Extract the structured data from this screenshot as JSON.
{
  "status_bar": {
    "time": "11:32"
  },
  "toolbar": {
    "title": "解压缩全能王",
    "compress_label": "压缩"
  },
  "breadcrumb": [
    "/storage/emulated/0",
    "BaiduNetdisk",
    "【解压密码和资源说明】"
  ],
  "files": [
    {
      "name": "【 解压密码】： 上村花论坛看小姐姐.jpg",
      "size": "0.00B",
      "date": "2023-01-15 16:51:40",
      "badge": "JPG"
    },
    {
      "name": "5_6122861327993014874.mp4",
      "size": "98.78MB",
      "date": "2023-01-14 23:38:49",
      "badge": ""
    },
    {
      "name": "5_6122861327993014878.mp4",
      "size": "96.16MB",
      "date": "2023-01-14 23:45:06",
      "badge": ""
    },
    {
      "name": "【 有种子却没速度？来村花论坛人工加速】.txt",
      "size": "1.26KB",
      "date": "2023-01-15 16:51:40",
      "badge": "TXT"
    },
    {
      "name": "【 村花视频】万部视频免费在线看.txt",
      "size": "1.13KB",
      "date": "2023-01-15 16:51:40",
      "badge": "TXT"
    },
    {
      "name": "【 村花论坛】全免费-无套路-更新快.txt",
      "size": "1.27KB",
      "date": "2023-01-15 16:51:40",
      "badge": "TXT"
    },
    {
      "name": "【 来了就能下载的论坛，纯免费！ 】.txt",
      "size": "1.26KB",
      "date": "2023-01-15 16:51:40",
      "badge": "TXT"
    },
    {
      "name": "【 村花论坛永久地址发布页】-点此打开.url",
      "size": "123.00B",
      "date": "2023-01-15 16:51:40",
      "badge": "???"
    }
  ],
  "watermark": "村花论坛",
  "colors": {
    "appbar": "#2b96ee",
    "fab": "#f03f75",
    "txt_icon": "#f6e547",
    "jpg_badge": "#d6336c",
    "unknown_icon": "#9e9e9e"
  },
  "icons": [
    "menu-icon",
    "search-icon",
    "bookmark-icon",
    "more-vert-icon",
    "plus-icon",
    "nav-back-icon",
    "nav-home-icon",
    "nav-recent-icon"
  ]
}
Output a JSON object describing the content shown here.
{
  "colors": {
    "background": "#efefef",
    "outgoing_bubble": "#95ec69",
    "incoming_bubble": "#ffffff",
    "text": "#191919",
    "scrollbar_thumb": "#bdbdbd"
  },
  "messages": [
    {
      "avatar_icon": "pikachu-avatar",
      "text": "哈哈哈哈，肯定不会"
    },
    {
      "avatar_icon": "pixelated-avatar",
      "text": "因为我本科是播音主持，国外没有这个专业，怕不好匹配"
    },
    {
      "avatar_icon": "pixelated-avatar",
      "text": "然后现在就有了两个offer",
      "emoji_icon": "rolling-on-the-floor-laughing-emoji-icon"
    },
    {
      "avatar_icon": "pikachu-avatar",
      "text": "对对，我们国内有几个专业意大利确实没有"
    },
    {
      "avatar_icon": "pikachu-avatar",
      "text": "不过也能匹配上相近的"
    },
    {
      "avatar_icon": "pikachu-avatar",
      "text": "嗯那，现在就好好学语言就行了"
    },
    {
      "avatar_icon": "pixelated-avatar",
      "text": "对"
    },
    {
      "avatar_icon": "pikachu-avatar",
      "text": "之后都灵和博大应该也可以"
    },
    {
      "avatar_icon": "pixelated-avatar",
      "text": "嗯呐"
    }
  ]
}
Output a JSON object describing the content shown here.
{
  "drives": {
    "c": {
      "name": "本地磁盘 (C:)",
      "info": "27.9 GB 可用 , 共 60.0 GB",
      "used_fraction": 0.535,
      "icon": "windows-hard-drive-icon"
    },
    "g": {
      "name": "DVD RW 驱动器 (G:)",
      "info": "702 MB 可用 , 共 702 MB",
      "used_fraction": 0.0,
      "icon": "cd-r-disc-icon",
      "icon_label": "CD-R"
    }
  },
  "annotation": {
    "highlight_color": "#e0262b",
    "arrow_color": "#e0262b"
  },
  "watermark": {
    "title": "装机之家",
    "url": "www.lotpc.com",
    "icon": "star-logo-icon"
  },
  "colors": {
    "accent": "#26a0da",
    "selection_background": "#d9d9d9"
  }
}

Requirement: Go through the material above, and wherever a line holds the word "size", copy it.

Result for this task:
      "size": "0.00B",
      "size": "98.78MB",
      "size": "96.16MB",
      "size": "1.26KB",
      "size": "1.13KB",
      "size": "1.27KB",
      "size": "1.26KB",
      "size": "123.00B",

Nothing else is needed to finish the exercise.